Researchers had a clearer understanding of how sight and taste worked, with electrical signals pinging the brain once light hits the back of the eye or once receptors in the nose or tongue detect chemicals from a meal. Touch, however, remained a mystery.
To unravel it, postdoctoral researcher Bernard Coste grew a line of cells in Patapoutian’s lab that produced little zaps of electricity when poked. He then disabled genes in these cells to find which ones were essential for the touch response.
The painstaking work uncovered two genes, which the researchers called PIEZO1 and PIEZO2. They found that these genes were shared across mammals, including people, and that mutations have been associated with a wide range of diseases, including cardiomyopathy, a disorder in which weakened heart muscles struggle to pump blood throughout the body, and in degenerative diseases of the spine.
Understanding the cellular workings behind these diseases is a key first step to developing new treatments against them. And Patapoutian is already working with Calibr, the drug development division of Scripps Research, to quickly screen thousands of small molecules for their ability to control PIEZO1 or PIEZO2.
Julius discovered the TRPV1 receptor, which senses heat, through lab experiments that tested how cells respond to capsaicin — the same molecule that’s jam-packed into chilis. Julius later found that this receptor was also activated by high temperatures, inflammation and low-oxygen conditions, such as during a stroke.

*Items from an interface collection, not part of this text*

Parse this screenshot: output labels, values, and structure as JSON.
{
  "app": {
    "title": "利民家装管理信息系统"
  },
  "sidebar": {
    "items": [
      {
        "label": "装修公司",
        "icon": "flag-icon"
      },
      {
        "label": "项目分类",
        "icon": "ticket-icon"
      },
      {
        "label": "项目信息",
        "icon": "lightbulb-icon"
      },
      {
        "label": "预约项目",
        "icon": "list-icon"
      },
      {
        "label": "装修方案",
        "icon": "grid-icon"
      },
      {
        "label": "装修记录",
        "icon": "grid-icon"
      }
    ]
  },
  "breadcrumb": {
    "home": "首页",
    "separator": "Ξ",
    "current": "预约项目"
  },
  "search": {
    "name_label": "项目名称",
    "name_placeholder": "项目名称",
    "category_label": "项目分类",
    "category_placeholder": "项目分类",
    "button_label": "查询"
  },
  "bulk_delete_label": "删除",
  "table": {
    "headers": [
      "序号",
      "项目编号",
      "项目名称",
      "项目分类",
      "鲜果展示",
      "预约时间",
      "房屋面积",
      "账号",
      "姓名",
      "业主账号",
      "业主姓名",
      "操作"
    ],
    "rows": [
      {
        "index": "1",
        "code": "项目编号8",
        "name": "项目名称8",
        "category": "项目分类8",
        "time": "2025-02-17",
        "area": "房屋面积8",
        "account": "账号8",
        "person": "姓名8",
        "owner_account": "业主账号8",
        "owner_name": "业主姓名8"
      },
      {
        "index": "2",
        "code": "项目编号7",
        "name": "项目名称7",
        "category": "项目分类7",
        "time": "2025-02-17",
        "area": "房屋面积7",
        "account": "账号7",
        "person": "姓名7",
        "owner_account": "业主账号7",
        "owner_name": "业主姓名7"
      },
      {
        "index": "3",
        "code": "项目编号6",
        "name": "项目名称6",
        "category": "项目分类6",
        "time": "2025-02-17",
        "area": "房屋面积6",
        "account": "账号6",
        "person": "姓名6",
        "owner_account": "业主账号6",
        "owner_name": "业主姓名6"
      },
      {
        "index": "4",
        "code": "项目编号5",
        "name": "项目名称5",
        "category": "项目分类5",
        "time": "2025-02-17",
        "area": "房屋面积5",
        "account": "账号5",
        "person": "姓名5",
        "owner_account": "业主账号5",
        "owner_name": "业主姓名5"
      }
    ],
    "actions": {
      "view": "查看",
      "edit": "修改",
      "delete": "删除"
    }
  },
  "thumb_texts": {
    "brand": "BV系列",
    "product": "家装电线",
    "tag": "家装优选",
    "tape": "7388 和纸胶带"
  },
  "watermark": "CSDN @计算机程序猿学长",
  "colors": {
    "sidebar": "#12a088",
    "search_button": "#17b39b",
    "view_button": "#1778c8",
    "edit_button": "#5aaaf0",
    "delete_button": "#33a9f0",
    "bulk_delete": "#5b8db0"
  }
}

“One of the beautiful things about basic science is that it takes you in directions that you never anticipate,” Patapoutian said during the Monday morning Zoom call with reporters. “There’s a long way ahead of us to figure out what indications this could be useful for as well as actual treatments that we could develop.”